The first time I was offered a book contract, I left footprints on the ceiling after my happy dance. After years of writing and polishing my novel, and another year of rejections and situations where I came close but left disappointed, I finally had papers in my hand certifying that somebody wanted to publish my book. Considering this momentous occasion, I took more than a day studying each paragraph and wrapping my head around the legalese before making my decision. In the years following, after I took on the position of acquiring books for a small press, I realized some writers are so excited by the prospect of a contract that they may not read it completely before signing. This, naturally has led to problems.

To receive an offer to contract your book is definitely reason for celebration. However, if the contract turns out to benefit a publisher more than you, you should definitely think before you agree to handing over your work. This is not to say that all publishers are out to take advantage of you, especially if you are a debut author. It is important to know exactly what is laid out in the contract and what rights you have…and what you give up.

You can search the Internet for writers’ advocate sites that spell out the finer points and red flags you need to watch for in an agreement. Let’s take a closer look at some of them here.

Rights – When you sign a contract to a publisher, you give the house exclusive rights to produce your work in the formats noted in the agreement. This is an important clause to read, because it lets you know which rights the house wants (typically hardcover, softcover or mass market, and digital), and the wording may indicate that the rights extend to include written formats that haven’t been devised yet. Publishers may contract anywhere from one year to seven for a work, meaning you cannot petition to revert the book back to you until the time has lapsed. Of course, you will need to read the rest of your contract for exceptions that allow you to dissolve the contract if you believe the publisher has breached the agreement in some way.

You also want to look for a clause regarding the right of first refusal, which refers to your next book. Some publishers ask for this right if you complete a sequel, prequel, or related work. This means that before you query other publishers about your next book, you are contractually obligated to let the current publisher decide if they want it first. Some publishers, too, draw up this clause to refer to your next book regardless of its relationship to your first book. Some authors are wary of this clause as it can bind them to a publisher with which they no longer wish to work. You may not anticipate trouble in the beginning, but you want to be careful about clauses that can potentially hold you hostage.

Distribution – A contract may include verbiage regarding the distribution of your work. Now that digital formats have come into play, publishers have more options when it comes to selling books. It should be known, too, that third-party retailers like Amazon and Barnes and Noble have their own provisions by which they want publishers to abide. Pay attention to this clause, as it will tell you how the publisher plans to sell your work.
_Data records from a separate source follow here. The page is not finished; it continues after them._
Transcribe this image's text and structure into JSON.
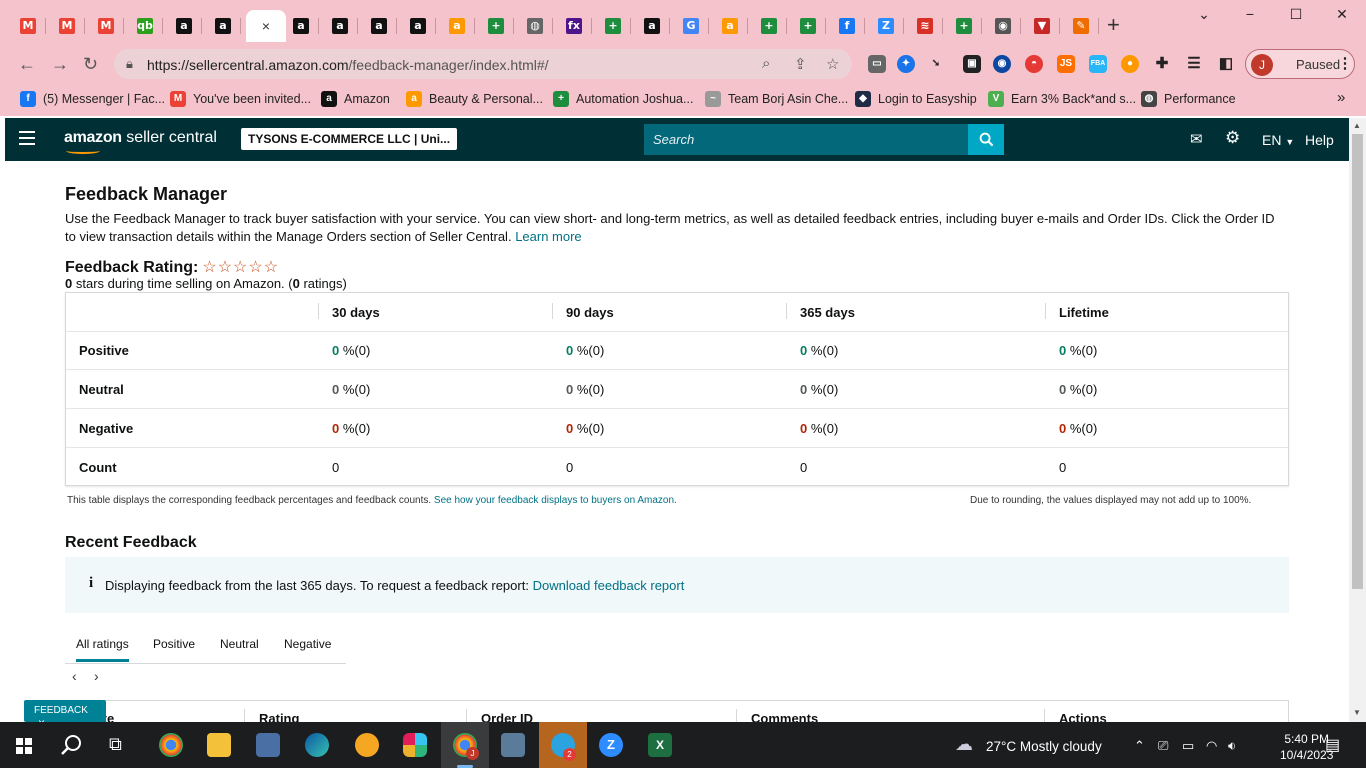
{
  "browser": {
    "active_tab_close": "×",
    "new_tab": "+",
    "window_controls": {
      "minimize": "−",
      "maximize": "☐",
      "close": "✕",
      "tabsearch": "⌄"
    },
    "url_host": "https://sellercentral.amazon.com",
    "url_path": "/feedback-manager/index.html#/",
    "profile_initial": "J",
    "profile_label": "Paused",
    "tab_favicons": [
      {
        "icon": "gmail-icon",
        "glyph": "M",
        "color": "#ea4335"
      },
      {
        "icon": "gmail-icon",
        "glyph": "M",
        "color": "#ea4335"
      },
      {
        "icon": "gmail-icon",
        "glyph": "M",
        "color": "#ea4335"
      },
      {
        "icon": "qb-icon",
        "glyph": "qb",
        "color": "#2ca01c"
      },
      {
        "icon": "amazon-icon",
        "glyph": "a",
        "color": "#111"
      },
      {
        "icon": "amazon-icon",
        "glyph": "a",
        "color": "#111"
      },
      {
        "icon": "amazon-icon",
        "glyph": "a",
        "color": "#111"
      },
      {
        "icon": "amazon-icon",
        "glyph": "a",
        "color": "#111"
      },
      {
        "icon": "amazon-icon",
        "glyph": "a",
        "color": "#111"
      },
      {
        "icon": "amazon-icon",
        "glyph": "a",
        "color": "#111"
      },
      {
        "icon": "amazon-smile-icon",
        "glyph": "a",
        "color": "#ff9900"
      },
      {
        "icon": "sheets-plus-icon",
        "glyph": "+",
        "color": "#1e8e3e"
      },
      {
        "icon": "globe-icon",
        "glyph": "◍",
        "color": "#666"
      },
      {
        "icon": "fedex-icon",
        "glyph": "fx",
        "color": "#4d148c"
      },
      {
        "icon": "sheets-plus-icon",
        "glyph": "+",
        "color": "#1e8e3e"
      },
      {
        "icon": "amazon-icon",
        "glyph": "a",
        "color": "#111"
      },
      {
        "icon": "google-icon",
        "glyph": "G",
        "color": "#4285f4"
      },
      {
        "icon": "amazon-smile-icon",
        "glyph": "a",
        "color": "#ff9900"
      },
      {
        "icon": "sheets-plus-icon",
        "glyph": "+",
        "color": "#1e8e3e"
      },
      {
        "icon": "sheets-plus-icon",
        "glyph": "+",
        "color": "#1e8e3e"
      },
      {
        "icon": "facebook-icon",
        "glyph": "f",
        "color": "#1877f2"
      },
      {
        "icon": "zoom-icon",
        "glyph": "Z",
        "color": "#2d8cff"
      },
      {
        "icon": "chart-icon",
        "glyph": "≋",
        "color": "#d93025"
      },
      {
        "icon": "sheets-plus-icon",
        "glyph": "+",
        "color": "#1e8e3e"
      },
      {
        "icon": "chrome-icon",
        "glyph": "◉",
        "color": "#555"
      },
      {
        "icon": "vivaldi-icon",
        "glyph": "▼",
        "color": "#c62828"
      },
      {
        "icon": "pen-icon",
        "glyph": "✎",
        "color": "#ef6c00"
      }
    ],
    "bookmarks": [
      {
        "label": "(5) Messenger | Fac...",
        "icon": "facebook-icon",
        "glyph": "f",
        "color": "#1877f2"
      },
      {
        "label": "You've been invited...",
        "icon": "gmail-icon",
        "glyph": "M",
        "color": "#ea4335"
      },
      {
        "label": "Amazon",
        "icon": "amazon-icon",
        "glyph": "a",
        "color": "#111"
      },
      {
        "label": "Beauty & Personal...",
        "icon": "amazon-smile-icon",
        "glyph": "a",
        "color": "#ff9900"
      },
      {
        "label": "Automation Joshua...",
        "icon": "sheets-plus-icon",
        "glyph": "+",
        "color": "#1e8e3e"
      },
      {
        "label": "Team Borj Asin Che...",
        "icon": "signature-icon",
        "glyph": "~",
        "color": "#999"
      },
      {
        "label": "Login to Easyship",
        "icon": "easyship-icon",
        "glyph": "◆",
        "color": "#1f2a44"
      },
      {
        "label": "Earn 3% Back*and s...",
        "icon": "leaf-icon",
        "glyph": "V",
        "color": "#4caf50"
      },
      {
        "label": "Performance",
        "icon": "globe-icon",
        "glyph": "◍",
        "color": "#444"
      }
    ],
    "bookmarks_more": "»"
  },
  "sc_header": {
    "logo_a": "amazon",
    "logo_b": " seller central",
    "account": "TYSONS E-COMMERCE LLC | Uni...",
    "search_placeholder": "Search",
    "language": "EN",
    "help": "Help"
  },
  "page": {
    "title": "Feedback Manager",
    "description": "Use the Feedback Manager to track buyer satisfaction with your service. You can view short- and long-term metrics, as well as detailed feedback entries, including buyer e-mails and Order IDs. Click the Order ID to view transaction details within the Manage Orders section of Seller Central.",
    "learn_more": "Learn more",
    "rating_label": "Feedback Rating:",
    "stars": "☆☆☆☆☆",
    "rating_count_stars": "0",
    "rating_sub_mid": " stars during time selling on Amazon. (",
    "rating_count": "0",
    "rating_sub_end": " ratings)",
    "table": {
      "headers": [
        "30 days",
        "90 days",
        "365 days",
        "Lifetime"
      ],
      "rows": [
        {
          "label": "Positive",
          "values": [
            "0",
            "0",
            "0",
            "0"
          ],
          "counts": [
            " %(0)",
            " %(0)",
            " %(0)",
            " %(0)"
          ]
        },
        {
          "label": "Neutral",
          "values": [
            "0",
            "0",
            "0",
            "0"
          ],
          "counts": [
            " %(0)",
            " %(0)",
            " %(0)",
            " %(0)"
          ]
        },
        {
          "label": "Negative",
          "values": [
            "0",
            "0",
            "0",
            "0"
          ],
          "counts": [
            " %(0)",
            " %(0)",
            " %(0)",
            " %(0)"
          ]
        },
        {
          "label": "Count",
          "values": [
            "0",
            "0",
            "0",
            "0"
          ]
        }
      ]
    },
    "footnote_left": "This table displays the corresponding feedback percentages and feedback counts.",
    "footnote_link": "See how your feedback displays to buyers on Amazon.",
    "footnote_right": "Due to rounding, the values displayed may not add up to 100%.",
    "recent_title": "Recent Feedback",
    "info_icon": "i",
    "info_text": "Displaying feedback from the last 365 days. To request a feedback report:",
    "info_link": "Download feedback report",
    "tabs": [
      "All ratings",
      "Positive",
      "Neutral",
      "Negative"
    ],
    "pager_prev": "‹",
    "pager_next": "›",
    "list_headers": [
      "Date",
      "Rating",
      "Order ID",
      "Comments",
      "Actions"
    ],
    "feedback_badge": "FEEDBACK",
    "feedback_badge_close": "×"
  },
  "taskbar": {
    "weather": "27°C  Mostly cloudy",
    "time": "5:40 PM",
    "date": "10/4/2023",
    "chrome_badge": "J",
    "telegram_badge": "2"
  },
  "colors": {
    "sc_header": "#002f36",
    "search": "#03687a",
    "search_button": "#00a8c5",
    "positive": "#067d62",
    "negative": "#b12704",
    "link": "#007185",
    "chrome_frame": "#f5c3cc"
  }
}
In later installments, we will look at other clauses in a publishing contract that the beginning author should know.

Kathryn Lively is a freelance writer specializing in articles on book publishers and social media writing. She is also an award-winning mystery author.